Through a loudspeaker, Two-Face taunts Robin: “Let’s see if the Boy Wonder can cope without the Bat to hold his hand!”
“You can do this, Tim,” Barbara says in Robin’s ear piece as the game camera flies over the guarded room, tempting the player to figure out how to bypass the formidable defenses.
The thugs know Robin is nearby and talk tough.
“He’s got guts, I give him that,” one thugs says.
“He’s frigging deluded,” another says. “All that time working with the Bat, he thinks he’s better than he is.”
They continue, mocking Robin’s inexperience. Obviously Robin can hear this, and we can assume it bothers him.
The way to get past this room requires the player to make Robin slide down a vertical air vent and creep through a storage area. As Robin does this, Barbara asks: “How’s it going?”
“Slow,” Tim replies, with clear frustration in his voice.
“Tim, stop that,” she replies. “You’re not him.”
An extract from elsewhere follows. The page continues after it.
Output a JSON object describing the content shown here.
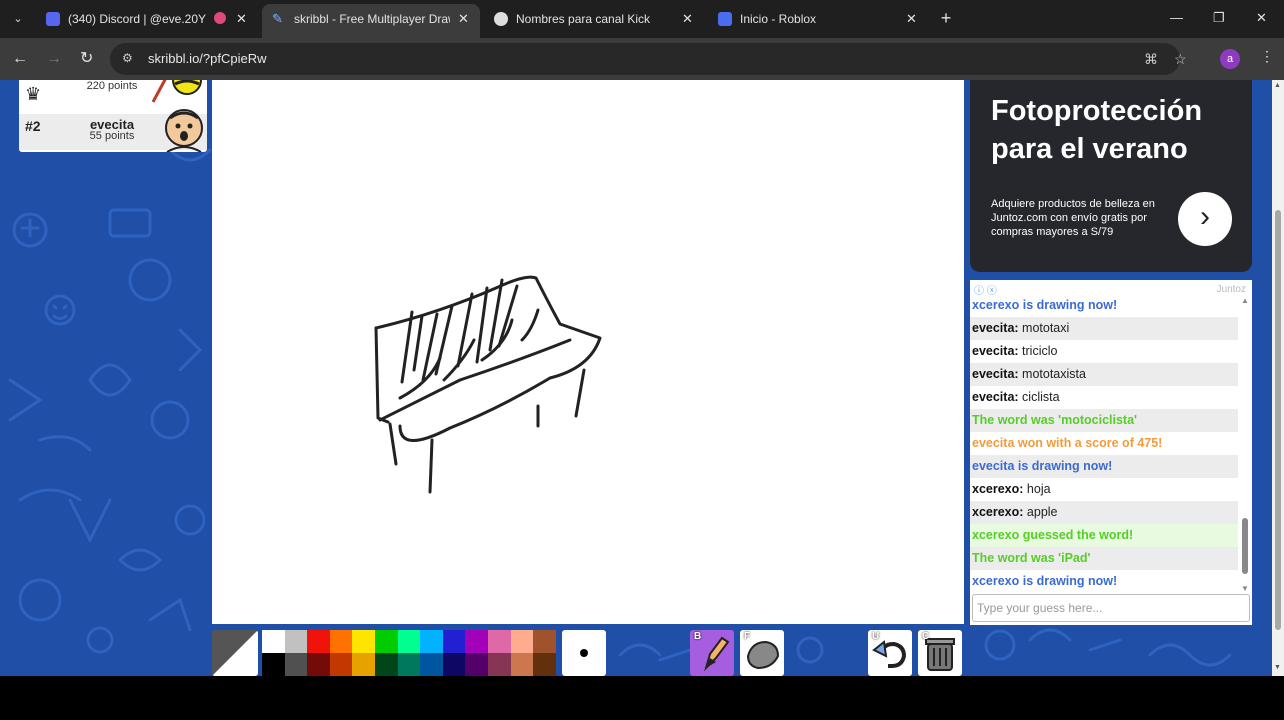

“So everyone keeps telling me,” he says.
“Good,” she says. “I’m glad you’re not. You can be better. I know it.”
Sure, in this case, Barbara Gordon, now known as Oracle, is playing something of a cliched emotional labor supporting-wife role, but in her own episode, she’s the one in charge and Robin plays support. I’m suddenly enamored with this idea of a superhero game in which young newlyweds urge each other on, fret about the influence of the older generation of heroes and find ways to forge their own path. I wasn’t expecting to find something this compelling buried in the maligned DLC for a three-year-old game.
I loved this. I would play more of this.